Langston Hughes asked, "Whatever happens to a dream deferred," but what about a dream destroyed? Some will fester; some will explode; but more are merely abandoned as smart people move on to something else, often something lesser than what they had anticipated. And, sometimes, the world will never replace their creativity. Every once in a while, I do a Google Scholar search on my old papers. They are still getting cited, largely because the follow-up experiments that got put in my rejected grants were never followed up by anyone. Funding has gotten worse and worse and more and more narrowly channeled since I dropped out of the science world in 2007. In my last position, one of the achievements I almost pulled off—a test-strip for the toxins made by toxic algae of local significance where I'd done all the wet chemistry and my surface chemist collaborators were ready to begin attaching biochemicals to paper strips when the funding got pulled—is now getting tens of millions thrown at it by the state government. Florida had, in the meantime, closed all the local testing labs, so what had been a six-week process (rather than near-instantaneous, as we'd envisioned) is now a three-month wait for samples sent to California to return results. Science does move forward if it affects the fortunes or living standards of rich folks who live on the water and own politicians. Even then, it moves slowly.

Sure, people are dying due to COVID-19. Others are going to be hungry or homeless.
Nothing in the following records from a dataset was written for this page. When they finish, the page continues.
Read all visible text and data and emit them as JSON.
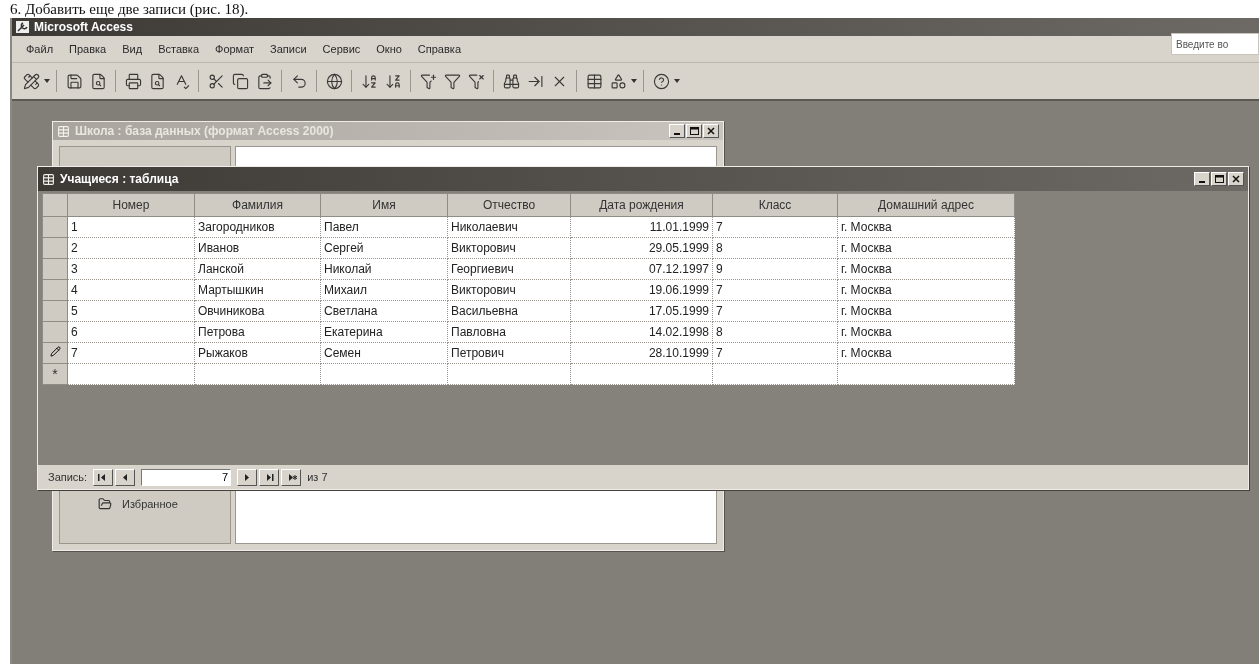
{
  "caption": "6. Добавить еще две записи (рис. 18).",
  "window": {
    "title": "Microsoft Access"
  },
  "menu": [
    "Файл",
    "Правка",
    "Вид",
    "Вставка",
    "Формат",
    "Записи",
    "Сервис",
    "Окно",
    "Справка"
  ],
  "help_search": {
    "placeholder": "Введите во"
  },
  "database_window": {
    "title": "Школа : база данных (формат Access 2000)",
    "active": false,
    "groups": [
      {
        "label": "Избранное"
      }
    ]
  },
  "table_window": {
    "title": "Учащиеся : таблица",
    "active": true,
    "columns": [
      {
        "label": "Номер",
        "kind": "text"
      },
      {
        "label": "Фамилия",
        "kind": "text"
      },
      {
        "label": "Имя",
        "kind": "text"
      },
      {
        "label": "Отчество",
        "kind": "text"
      },
      {
        "label": "Дата рождения",
        "kind": "date"
      },
      {
        "label": "Класс",
        "kind": "text"
      },
      {
        "label": "Домашний адрес",
        "kind": "text"
      }
    ],
    "rows": [
      {
        "editing": false,
        "cells": [
          "1",
          "Загородников",
          "Павел",
          "Николаевич",
          "11.01.1999",
          "7",
          "г. Москва"
        ]
      },
      {
        "editing": false,
        "cells": [
          "2",
          "Иванов",
          "Сергей",
          "Викторович",
          "29.05.1999",
          "8",
          "г. Москва"
        ]
      },
      {
        "editing": false,
        "cells": [
          "3",
          "Ланской",
          "Николай",
          "Георгиевич",
          "07.12.1997",
          "9",
          "г. Москва"
        ]
      },
      {
        "editing": false,
        "cells": [
          "4",
          "Мартышкин",
          "Михаил",
          "Викторович",
          "19.06.1999",
          "7",
          "г. Москва"
        ]
      },
      {
        "editing": false,
        "cells": [
          "5",
          "Овчиникова",
          "Светлана",
          "Васильевна",
          "17.05.1999",
          "7",
          "г. Москва"
        ]
      },
      {
        "editing": false,
        "cells": [
          "6",
          "Петрова",
          "Екатерина",
          "Павловна",
          "14.02.1998",
          "8",
          "г. Москва"
        ]
      },
      {
        "editing": true,
        "cells": [
          "7",
          "Рыжаков",
          "Семен",
          "Петрович",
          "28.10.1999",
          "7",
          "г. Москва"
        ]
      }
    ],
    "new_row": {
      "marker": "*"
    },
    "navigator": {
      "label": "Запись:",
      "current": "7",
      "total": "из 7"
    }
  }
}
Any rational person would realize the suffering of scientists pales in comparison.

But having your dreams wrecked by forces outside of your control hurts. These folks are in pain right now. Before you comment sarcastically on their social media posts, friends, please take a breath and reconsider. The scientist written up in Science Magazine heading into work to kill her animals probably needs a hug that she won't get due to COVID-19.

She doesn't need nastiness and spite.
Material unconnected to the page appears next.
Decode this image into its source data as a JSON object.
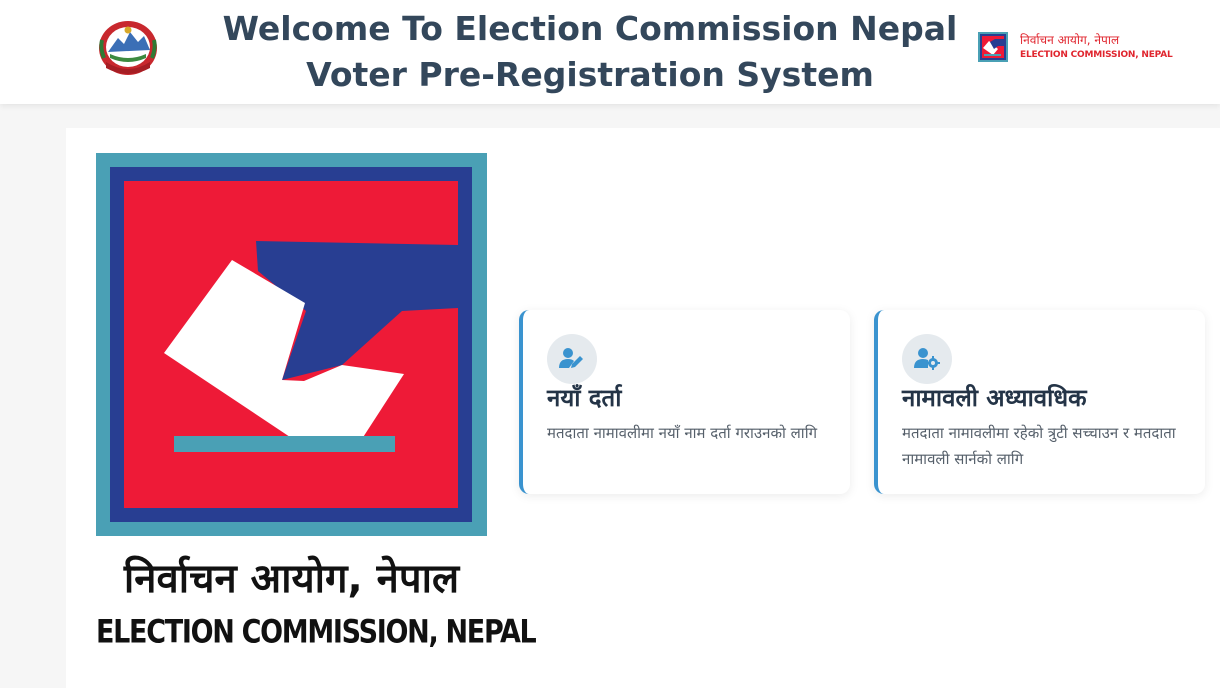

As we isolate into our social distancing pods, I'd urge kindness. Anything nice you can say today to anyone in pain will be appreciated. If all you have are words, use them thoughtfully.

And if you are in this boat, it's okay to shed a few tears. The elderly folks condemned to death in Italy because of a lack of respirators won't suddenly be saved if you deny what you are feeling. You aren't selfish.

Tag me if your post needs a sad-face or a love emoji.

Recent Posts

See All

Political Economy from Science Fiction Writers

Although the pandemic has been awful in many ways and killed far too many—and I would never dare to minimize this tragedy—it has led to some innovations likely to persist beyond it, the rise of the vi

Ignorance of the Canon: Plusses and Minuses

I didn't start reading science fiction until I was in my late thirties. Sure, I'd encountered some of the classics in high school English classes. However, the British ones were never called science f

Subscribe to this blog to get email notifications of new posts

© 2016 by Allan Dyen-Shapiro

This site was designed with the
website builder. Create your website today.
Start Now